A self-adaptive approach for traffic lights control in an urban network
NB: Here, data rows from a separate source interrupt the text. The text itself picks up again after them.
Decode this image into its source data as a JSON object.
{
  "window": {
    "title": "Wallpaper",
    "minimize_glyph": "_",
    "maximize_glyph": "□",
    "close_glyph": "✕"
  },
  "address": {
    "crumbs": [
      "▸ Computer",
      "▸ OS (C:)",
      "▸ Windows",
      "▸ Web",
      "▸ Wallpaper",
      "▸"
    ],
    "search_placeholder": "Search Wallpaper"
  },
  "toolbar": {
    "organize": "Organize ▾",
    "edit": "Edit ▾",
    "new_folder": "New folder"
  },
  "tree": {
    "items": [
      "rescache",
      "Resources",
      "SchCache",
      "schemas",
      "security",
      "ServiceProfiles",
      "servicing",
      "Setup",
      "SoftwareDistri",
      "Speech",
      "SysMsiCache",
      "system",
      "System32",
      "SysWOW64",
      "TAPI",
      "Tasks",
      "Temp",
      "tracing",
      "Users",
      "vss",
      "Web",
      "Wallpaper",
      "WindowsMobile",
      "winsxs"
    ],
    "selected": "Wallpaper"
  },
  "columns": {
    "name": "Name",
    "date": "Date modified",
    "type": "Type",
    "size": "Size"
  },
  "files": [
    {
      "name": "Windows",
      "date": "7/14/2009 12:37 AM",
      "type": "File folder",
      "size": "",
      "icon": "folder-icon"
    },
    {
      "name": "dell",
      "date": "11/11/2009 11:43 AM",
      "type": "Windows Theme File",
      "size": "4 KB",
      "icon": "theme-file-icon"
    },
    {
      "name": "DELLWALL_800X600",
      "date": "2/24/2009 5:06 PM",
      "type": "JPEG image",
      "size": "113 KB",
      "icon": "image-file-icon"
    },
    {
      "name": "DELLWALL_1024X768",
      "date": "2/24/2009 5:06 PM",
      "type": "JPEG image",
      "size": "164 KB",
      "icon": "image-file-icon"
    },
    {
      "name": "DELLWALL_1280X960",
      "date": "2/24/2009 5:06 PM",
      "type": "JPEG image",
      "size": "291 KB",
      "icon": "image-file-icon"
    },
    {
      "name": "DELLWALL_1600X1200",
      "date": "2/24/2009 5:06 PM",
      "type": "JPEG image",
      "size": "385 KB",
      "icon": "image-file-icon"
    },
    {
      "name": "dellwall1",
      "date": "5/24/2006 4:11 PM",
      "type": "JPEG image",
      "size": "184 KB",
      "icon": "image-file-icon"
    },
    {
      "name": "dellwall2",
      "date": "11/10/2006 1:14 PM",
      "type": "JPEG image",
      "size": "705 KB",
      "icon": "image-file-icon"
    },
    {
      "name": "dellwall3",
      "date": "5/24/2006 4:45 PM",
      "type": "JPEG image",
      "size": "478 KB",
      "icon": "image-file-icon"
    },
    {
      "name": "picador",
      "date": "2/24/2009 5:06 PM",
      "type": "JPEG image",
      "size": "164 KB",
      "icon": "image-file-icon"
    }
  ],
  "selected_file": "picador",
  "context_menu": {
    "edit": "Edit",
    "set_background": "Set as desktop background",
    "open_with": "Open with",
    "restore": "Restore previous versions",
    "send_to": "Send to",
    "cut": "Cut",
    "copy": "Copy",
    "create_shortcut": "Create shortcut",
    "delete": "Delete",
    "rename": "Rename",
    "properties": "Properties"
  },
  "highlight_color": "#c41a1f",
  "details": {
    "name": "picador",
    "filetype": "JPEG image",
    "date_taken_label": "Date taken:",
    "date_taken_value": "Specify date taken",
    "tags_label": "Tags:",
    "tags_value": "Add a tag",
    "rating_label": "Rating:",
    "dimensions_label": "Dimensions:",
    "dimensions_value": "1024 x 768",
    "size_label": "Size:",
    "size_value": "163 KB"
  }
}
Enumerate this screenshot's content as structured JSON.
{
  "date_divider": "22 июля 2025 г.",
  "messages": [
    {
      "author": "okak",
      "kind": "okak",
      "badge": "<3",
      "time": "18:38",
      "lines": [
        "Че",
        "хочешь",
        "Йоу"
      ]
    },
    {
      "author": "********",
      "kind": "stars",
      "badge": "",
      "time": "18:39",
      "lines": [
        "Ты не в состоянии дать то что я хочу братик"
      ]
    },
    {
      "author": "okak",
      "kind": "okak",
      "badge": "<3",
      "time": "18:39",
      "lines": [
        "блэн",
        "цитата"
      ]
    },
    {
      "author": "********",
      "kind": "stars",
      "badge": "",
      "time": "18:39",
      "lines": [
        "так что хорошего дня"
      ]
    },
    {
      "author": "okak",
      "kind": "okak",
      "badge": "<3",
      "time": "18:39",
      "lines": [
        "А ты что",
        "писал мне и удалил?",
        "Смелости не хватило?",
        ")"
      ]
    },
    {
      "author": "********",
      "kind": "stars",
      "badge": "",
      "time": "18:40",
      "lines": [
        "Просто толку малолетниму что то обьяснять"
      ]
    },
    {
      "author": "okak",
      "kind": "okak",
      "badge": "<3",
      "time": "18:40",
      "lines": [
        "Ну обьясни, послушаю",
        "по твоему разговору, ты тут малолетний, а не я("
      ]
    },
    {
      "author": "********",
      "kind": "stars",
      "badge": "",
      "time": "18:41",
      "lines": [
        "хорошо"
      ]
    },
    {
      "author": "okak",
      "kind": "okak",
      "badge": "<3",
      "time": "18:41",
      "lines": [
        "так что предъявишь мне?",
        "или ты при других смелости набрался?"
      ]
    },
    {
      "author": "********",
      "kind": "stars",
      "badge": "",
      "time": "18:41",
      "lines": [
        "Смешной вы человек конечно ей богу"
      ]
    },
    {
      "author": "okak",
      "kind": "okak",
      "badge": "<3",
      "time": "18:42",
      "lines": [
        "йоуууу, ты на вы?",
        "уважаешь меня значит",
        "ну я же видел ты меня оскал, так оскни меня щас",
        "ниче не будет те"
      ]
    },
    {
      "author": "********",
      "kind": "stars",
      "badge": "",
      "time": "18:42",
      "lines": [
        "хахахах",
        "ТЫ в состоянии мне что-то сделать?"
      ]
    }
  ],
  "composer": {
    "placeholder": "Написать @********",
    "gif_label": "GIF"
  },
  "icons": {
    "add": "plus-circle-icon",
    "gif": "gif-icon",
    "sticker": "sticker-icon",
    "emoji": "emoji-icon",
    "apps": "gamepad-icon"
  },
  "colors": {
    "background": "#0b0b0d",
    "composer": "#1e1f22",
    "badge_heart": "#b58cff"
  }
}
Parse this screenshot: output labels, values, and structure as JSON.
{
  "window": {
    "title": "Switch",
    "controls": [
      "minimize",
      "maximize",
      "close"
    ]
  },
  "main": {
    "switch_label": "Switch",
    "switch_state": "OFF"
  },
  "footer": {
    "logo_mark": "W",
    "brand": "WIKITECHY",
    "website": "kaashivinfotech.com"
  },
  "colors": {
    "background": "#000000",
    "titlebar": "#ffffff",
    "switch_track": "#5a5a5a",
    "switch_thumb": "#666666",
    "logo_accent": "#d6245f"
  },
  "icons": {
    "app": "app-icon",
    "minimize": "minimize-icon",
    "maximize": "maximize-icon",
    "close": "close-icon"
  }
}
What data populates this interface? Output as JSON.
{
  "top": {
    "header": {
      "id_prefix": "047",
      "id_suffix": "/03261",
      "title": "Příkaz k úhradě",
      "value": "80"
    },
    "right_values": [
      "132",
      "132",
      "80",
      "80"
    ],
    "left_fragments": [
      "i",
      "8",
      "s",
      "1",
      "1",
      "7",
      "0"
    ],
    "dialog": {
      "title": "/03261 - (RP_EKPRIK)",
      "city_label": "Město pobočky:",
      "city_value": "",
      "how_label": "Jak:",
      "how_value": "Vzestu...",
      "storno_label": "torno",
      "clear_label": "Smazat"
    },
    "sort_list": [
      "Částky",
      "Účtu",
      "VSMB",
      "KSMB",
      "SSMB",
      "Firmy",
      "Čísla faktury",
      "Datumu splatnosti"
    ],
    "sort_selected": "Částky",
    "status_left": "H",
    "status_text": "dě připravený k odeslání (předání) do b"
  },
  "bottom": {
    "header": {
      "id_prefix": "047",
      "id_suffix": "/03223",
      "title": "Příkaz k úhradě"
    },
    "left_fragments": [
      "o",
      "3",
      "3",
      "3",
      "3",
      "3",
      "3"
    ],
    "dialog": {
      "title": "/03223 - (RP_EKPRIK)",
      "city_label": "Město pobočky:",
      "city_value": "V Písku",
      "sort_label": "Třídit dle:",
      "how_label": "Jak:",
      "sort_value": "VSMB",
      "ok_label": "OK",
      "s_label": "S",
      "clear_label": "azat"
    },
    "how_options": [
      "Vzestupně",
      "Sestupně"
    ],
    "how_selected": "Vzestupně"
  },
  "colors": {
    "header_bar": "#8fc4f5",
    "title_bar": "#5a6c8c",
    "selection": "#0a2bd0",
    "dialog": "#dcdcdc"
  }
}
Coordination among traffic signal controllers in urban areas has been one of the research focuses on Intelligent Transportation Systems (ITS). Many investigations have addressed this topic with the aim of improving the average traffic delay in urban arterials usually by minimizing the number of stops or by maximizing the average speed of the road. Despite the abundant literature, solutions based on the potential capacity of network communication among controllers have not been fully exploited. Assuming signal controllers as a collection of network nodes/processes with wireless communication features, they could quickly make traffic control decisions in a cooperative and distributed fashion. In this scenario, the possibility of reaching consensus and agreement even in the presence of faults should be studied. The contribution of this paper is twofold. First, we review current trends of urban arterial traffic signal coordination. Second, we propose how to translate the consensus problem as defined for distributed systems to ITS and present some initial performance evaluation results based on microscopic traffic simulation.